December 9, 2013 at 12:14 am

The year was 1996, the atmosphere not that different from today. Stung by several scams, including one that brought the Prime Minister’s Office under direct scrutiny, the PV Narasimha Rao government was on its last shred of credibility. The Harshad Mehta stock market scam broke towards the middle of Rao’s term – where an iconic stock market broker used ready forward deals and fake bank receipts to fund a bull run in the market that was almost entirely without substance.
Rao also used CBI to ‘find’ fictitious diaries alleging payments made to politicians and got CBI to file cases against them. The government (it was a minority government) also paid off the Jharkhand Mukti Morcha (JMM) to vote in its favour in a no-confidence motion. The Ram Mandir movement had already been launched by LK Advani.

In other words, in an environment not unlike today, of loss of hope, innocence and Rao’s less than charismatic personality, the Congress decided to change partners in Tamil Nadu. The DMK was already an untouchable, having been cited in the Jain Commission as being responsible for Rajiv Gandhi’s assassination. So instead of going it alone on the state, the Congress approached another party that also had as many cases of corruption against it, the ADMK.
Angered by this, there was a rebellion in the Congress cadres in the state. One of the Congress’s most loyal stalwarts, GK Moopanar was virtually handed over the leadership of the movement. In the Congress headquarters in Chennai, cadres tore down portraits of Narasimha rao, stamped on them and urinated on them for pushing them into an alliance they did not want. The rallying cry was: back to Kamaraj rule, the era when austerity, clean politics and ideology had ruled.

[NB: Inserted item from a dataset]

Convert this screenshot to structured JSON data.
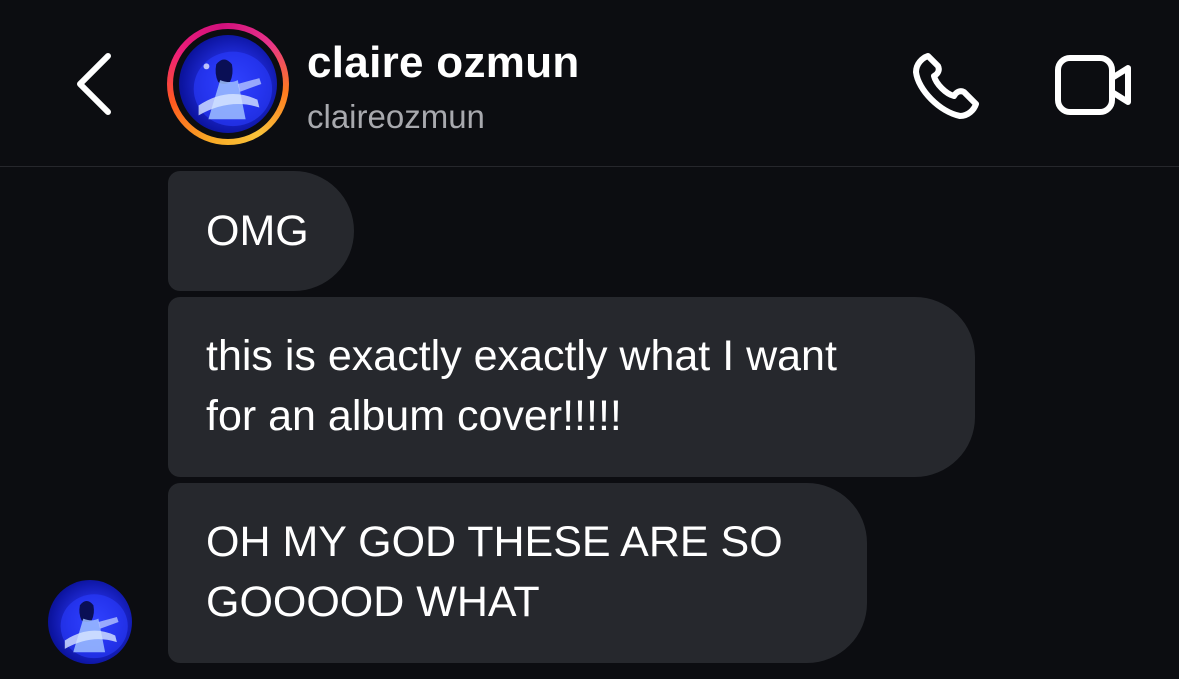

In short it was a lot like the birth of the Aam Aadmi Party (AAP).
But what happened after that ?
P Chidambaram became the Finance Minister in two successive governments – one led by HD Deve Gowda and another by IK Gujral. In the 1996 assembly elections the party won 39 assembly seats and in the 1996 Lok Sabha elections, it seemed it had become a phenomenon that had come to stay, winning 20 out of 40 Lok Sabha seats from Tamil Nadu.
GK Moopanar’s own diffidence led him to turn down the prime ministership of the United Front government. This was a mistake. In the 1998 general election, the Tamil Maanila Congress got just three Lok Sabha seats. But the spark was still there. In the 2001 assembly elections, TMC managed as many as 23 assembly seats.
But Moopanar died in 2001. the party came unstuck and most of it went back to the Congress. Chidambaram fought and won the 2004 election as a Congress nominee. To this day he believes that it was a mistake to wind up the Tamil Maanila Congress.
There are many who believe the space for a set up like AAP is limited on the national scene. But it is worth studying the Tamil Maanila Congress to understand what not to do when launching a new party.